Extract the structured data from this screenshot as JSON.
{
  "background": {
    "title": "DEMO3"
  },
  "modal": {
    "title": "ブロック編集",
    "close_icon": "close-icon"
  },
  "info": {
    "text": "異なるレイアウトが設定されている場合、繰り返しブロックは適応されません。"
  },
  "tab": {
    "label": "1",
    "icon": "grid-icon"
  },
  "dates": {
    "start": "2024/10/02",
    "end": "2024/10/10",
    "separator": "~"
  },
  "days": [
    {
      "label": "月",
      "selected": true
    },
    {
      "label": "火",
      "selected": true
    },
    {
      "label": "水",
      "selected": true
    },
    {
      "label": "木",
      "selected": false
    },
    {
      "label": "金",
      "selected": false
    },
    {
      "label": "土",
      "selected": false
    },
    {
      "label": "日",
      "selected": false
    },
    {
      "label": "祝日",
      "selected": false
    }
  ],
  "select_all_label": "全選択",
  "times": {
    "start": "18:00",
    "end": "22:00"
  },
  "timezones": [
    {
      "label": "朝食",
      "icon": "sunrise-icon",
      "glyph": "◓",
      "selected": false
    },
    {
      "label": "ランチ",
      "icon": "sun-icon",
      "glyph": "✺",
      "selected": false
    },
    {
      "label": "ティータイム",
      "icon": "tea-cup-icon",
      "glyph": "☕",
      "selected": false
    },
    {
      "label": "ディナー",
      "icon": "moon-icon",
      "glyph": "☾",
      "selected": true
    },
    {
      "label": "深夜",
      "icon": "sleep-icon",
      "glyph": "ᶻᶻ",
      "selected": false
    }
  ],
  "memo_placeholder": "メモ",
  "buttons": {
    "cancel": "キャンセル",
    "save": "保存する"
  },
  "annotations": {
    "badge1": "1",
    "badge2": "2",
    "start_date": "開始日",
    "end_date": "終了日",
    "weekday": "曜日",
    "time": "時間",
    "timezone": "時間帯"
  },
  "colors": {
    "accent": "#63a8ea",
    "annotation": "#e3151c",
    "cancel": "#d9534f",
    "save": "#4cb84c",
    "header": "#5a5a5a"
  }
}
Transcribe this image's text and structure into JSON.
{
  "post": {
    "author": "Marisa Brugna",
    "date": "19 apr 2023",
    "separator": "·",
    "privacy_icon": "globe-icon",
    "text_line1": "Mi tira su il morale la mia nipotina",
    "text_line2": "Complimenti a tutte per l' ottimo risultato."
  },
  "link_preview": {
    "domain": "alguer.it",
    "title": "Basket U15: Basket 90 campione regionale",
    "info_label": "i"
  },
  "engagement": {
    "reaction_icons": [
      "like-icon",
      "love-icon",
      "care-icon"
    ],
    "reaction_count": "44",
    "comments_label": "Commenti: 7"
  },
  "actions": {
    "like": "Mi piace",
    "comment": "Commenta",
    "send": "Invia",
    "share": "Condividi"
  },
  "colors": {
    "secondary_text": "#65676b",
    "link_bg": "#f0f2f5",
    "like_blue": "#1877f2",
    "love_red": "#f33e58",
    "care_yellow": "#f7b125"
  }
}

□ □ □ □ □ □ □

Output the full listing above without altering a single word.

## WRITTEN SOLUTION
Extract the structured data from this screenshot as JSON.
{
  "background": {
    "title": "DEMO3"
  },
  "modal": {
    "title": "ブロック編集",
    "close_icon": "close-icon"
  },
  "info": {
    "text": "異なるレイアウトが設定されている場合、繰り返しブロックは適応されません。"
  },
  "tab": {
    "label": "1",
    "icon": "grid-icon"
  },
  "dates": {
    "start": "2024/10/02",
    "end": "2024/10/10",
    "separator": "~"
  },
  "days": [
    {
      "label": "月",
      "selected": true
    },
    {
      "label": "火",
      "selected": true
    },
    {
      "label": "水",
      "selected": true
    },
    {
      "label": "木",
      "selected": false
    },
    {
      "label": "金",
      "selected": false
    },
    {
      "label": "土",
      "selected": false
    },
    {
      "label": "日",
      "selected": false
    },
    {
      "label": "祝日",
      "selected": false
    }
  ],
  "select_all_label": "全選択",
  "times": {
    "start": "18:00",
    "end": "22:00"
  },
  "timezones": [
    {
      "label": "朝食",
      "icon": "sunrise-icon",
      "glyph": "◓",
      "selected": false
    },
    {
      "label": "ランチ",
      "icon": "sun-icon",
      "glyph": "✺",
      "selected": false
    },
    {
      "label": "ティータイム",
      "icon": "tea-cup-icon",
      "glyph": "☕",
      "selected": false
    },
    {
      "label": "ディナー",
      "icon": "moon-icon",
      "glyph": "☾",
      "selected": true
    },
    {
      "label": "深夜",
      "icon": "sleep-icon",
      "glyph": "ᶻᶻ",
      "selected": false
    }
  ],
  "memo_placeholder": "メモ",
  "buttons": {
    "cancel": "キャンセル",
    "save": "保存する"
  },
  "annotations": {
    "badge1": "1",
    "badge2": "2",
    "start_date": "開始日",
    "end_date": "終了日",
    "weekday": "曜日",
    "time": "時間",
    "timezone": "時間帯"
  },
  "colors": {
    "accent": "#63a8ea",
    "annotation": "#e3151c",
    "cancel": "#d9534f",
    "save": "#4cb84c",
    "header": "#5a5a5a"
  }
}
Transcribe this image's text and structure into JSON.
{
  "post": {
    "author": "Marisa Brugna",
    "date": "19 apr 2023",
    "separator": "·",
    "privacy_icon": "globe-icon",
    "text_line1": "Mi tira su il morale la mia nipotina",
    "text_line2": "Complimenti a tutte per l' ottimo risultato."
  },
  "link_preview": {
    "domain": "alguer.it",
    "title": "Basket U15: Basket 90 campione regionale",
    "info_label": "i"
  },
  "engagement": {
    "reaction_icons": [
      "like-icon",
      "love-icon",
      "care-icon"
    ],
    "reaction_count": "44",
    "comments_label": "Commenti: 7"
  },
  "actions": {
    "like": "Mi piace",
    "comment": "Commenta",
    "send": "Invia",
    "share": "Condividi"
  },
  "colors": {
    "secondary_text": "#65676b",
    "link_bg": "#f0f2f5",
    "like_blue": "#1877f2",
    "love_red": "#f33e58",
    "care_yellow": "#f7b125"
  }
}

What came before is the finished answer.